  3. Configure the SharePoint server (sp2013VM).                                                                               I followed all steps from Phase 3: Add and configure a SharePoint Server 2016 virtual machine with few changes to the script to create a SharePoint 2013 virtual machine.

Configure the SQL Server computer (sql2012VM).

I needed to get the name of SQL 2012 SP2 Azure image offer. I can list all SQL Azure image offers using the cmdlet Get-AzureRMImageOffer.

Get-AzureRmVMImageOffer -Location "westeurope" 
-PublisherName "MicrosoftSQlServer"

get-azurermimageoffersql

The following SQL Image Offers are available

Offer
-----
SQL2008R2SP3-WS2008R2SP1
SQL2008R2SP3-WS2012
SQL2012SP2-WS2012
SQL2012SP2-WS2012R2
SQL2012SP3-WS2012R2
SQL2012SP3-WS2012R2-BYOL
SQL2014-WS2012R2
SQL2014SP1-WS2012R2
SQL2014SP1-WS2012R2-BYOL
SQL2014SP2-WS2012R2
SQL2014SP2-WS2012R2-BYOL
SQL2016-WS2012R2
SQL2016-WS2012R2-BYOL
SQL2016-WS2016
SQL2016-WS2016-BYOL
SQL2016CTP3-WS2012R2
SQL2016CTP3.1-WS2012R2
SQL2016CTP3.2-WS2012R2
SQL2016RC3-WS2012R2v2
SQL2016SP1-WS2016
SQL2016SP1-WS2016-BYOL
SQLvNextRHEL

I was interested in SQL 2012 SP2 Standard version. Fortunately the Azure Image Offer Names are intuitive, e.g. Name SQL2012SP2-WS2012R2 means windows server 2012 R2 virtual machine with SQL Server 2012 SP2 installed.

I also needed the SKU value of the SQL 2012 SP2 using the cmdlet Get-AzureRmVMImageSKU

 Get-AzureRmVMImageSKU -Location "westeurope" -PublisherName "MicrosoftSQlServer" 
-Offer SQL2012SP2-WS2012R2|format-table Skus

The following SKUs for SQL2012SP2-WS2012R2 are available

Skus
----
Enterprise
Enterprise-Optimized-for-DW
Enterprise-Optimized-for-OLTP
Standard
Web

The changes from the original script are on the following lines

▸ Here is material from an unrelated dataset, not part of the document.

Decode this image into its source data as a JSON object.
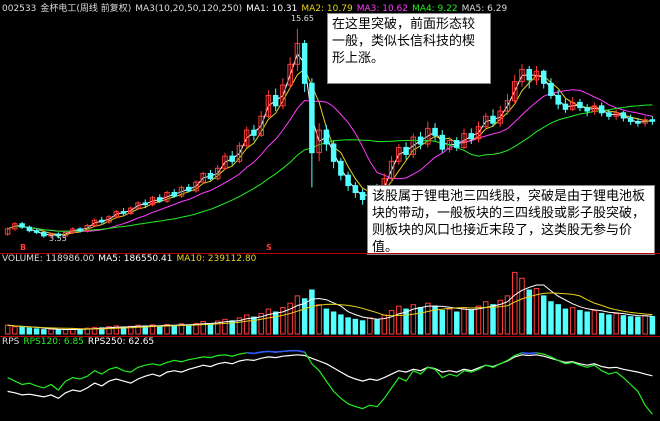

  • line 21: “sql2012VM” stored in variable $vmName
  • line 23: $vnet=Get-AzureRMVirtualNetwork -Name “SP2013Vnet” -ResourceGroupName $rgName
  • line 40 : $vm=Set-AzureRMVMSourceImage -VM $vm -PublisherName MicrosoftSQLServer -Offer SQL2012SP2-WS2012R2 -Skus Standard -Version “latest”

Configure the SharePoint server (sp2013VM).

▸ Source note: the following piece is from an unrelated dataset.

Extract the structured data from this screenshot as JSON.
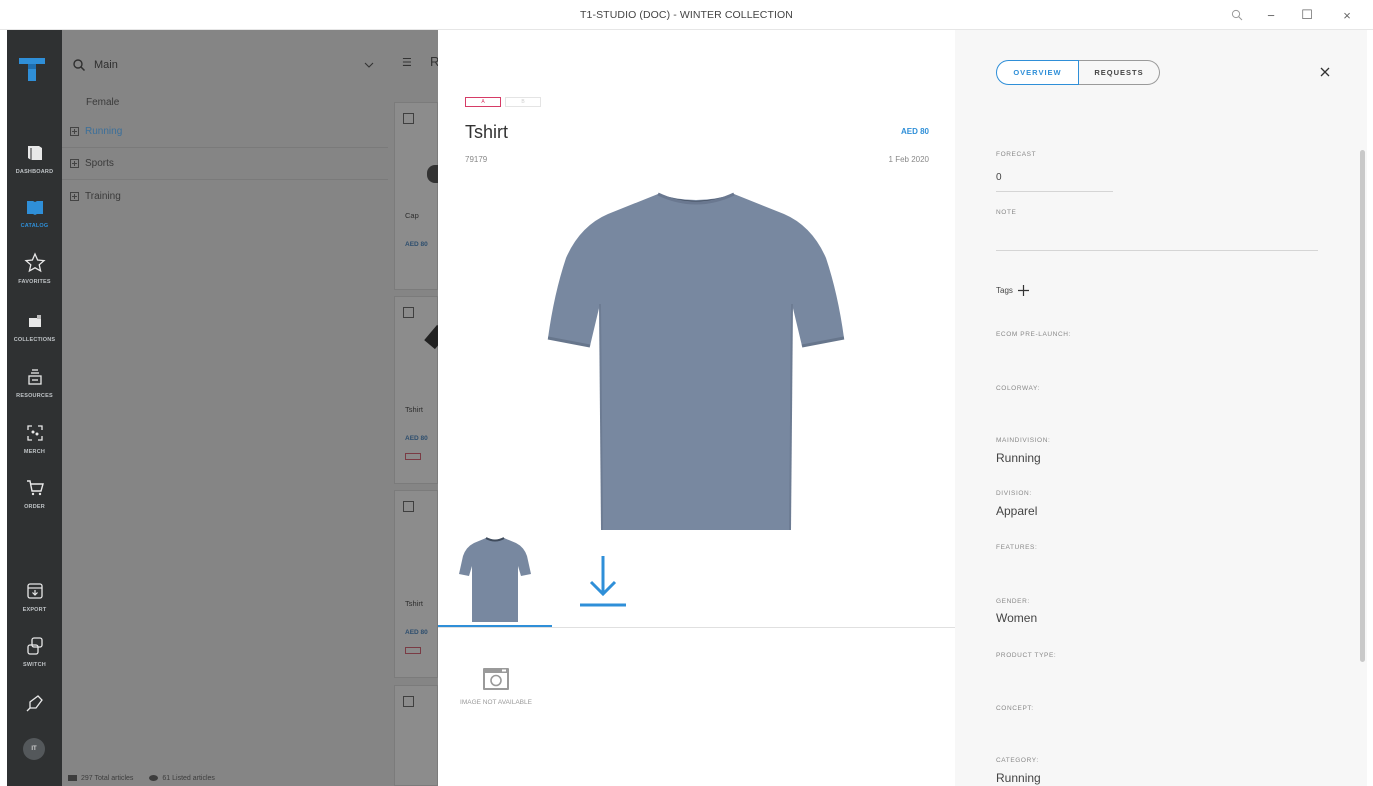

Similarly to creating the SQL virtual machine, I needed the Azure Image Offer Name for SharePoint 2013.

The available SharePoint Azure Image offers for Microsoft SharePoint can be retrieved using the cmdlet below.

Get-AzureRmVMImageOffer -Location "westeurope" 
-PublisherName "MicrosoftSharePoint"

Only one result “MicrosoftSharePointServer” is returned.

To get the available SKUs for “MicrosoftSharePointServer”, the cmdlet below can be run.

 Get-AzureRmVMImageSKU -Location "westeurope" -PublisherName "MicrosoftSharePointServer" 
|format-table Skus

get-azurermimageoffersharepoint

Two results are returned : “2013” and “2016”. I am interested in the “2013” value which refers to the Microsoft SharePoint Server 2013 version.

The changes from the original script are on the following lines

  • line 18: $vmName=“sp2013VM”
  • line 26:$vnet=Get-AzureRMVirtualNetwork -Name “SP2013Vnet” -ResourceGroupName $rgName
  • line 34: $skuName=“2013”

The end result of the PowerShell scripts is a resource group with the virtual machines (adVm, sp2013Vm and sql2012VM), network interfaces, availability sets, storage account and public IP addresses to enable SharePoint 2013 to run in Azure VMs.

 

sharepoint2013resourcegroup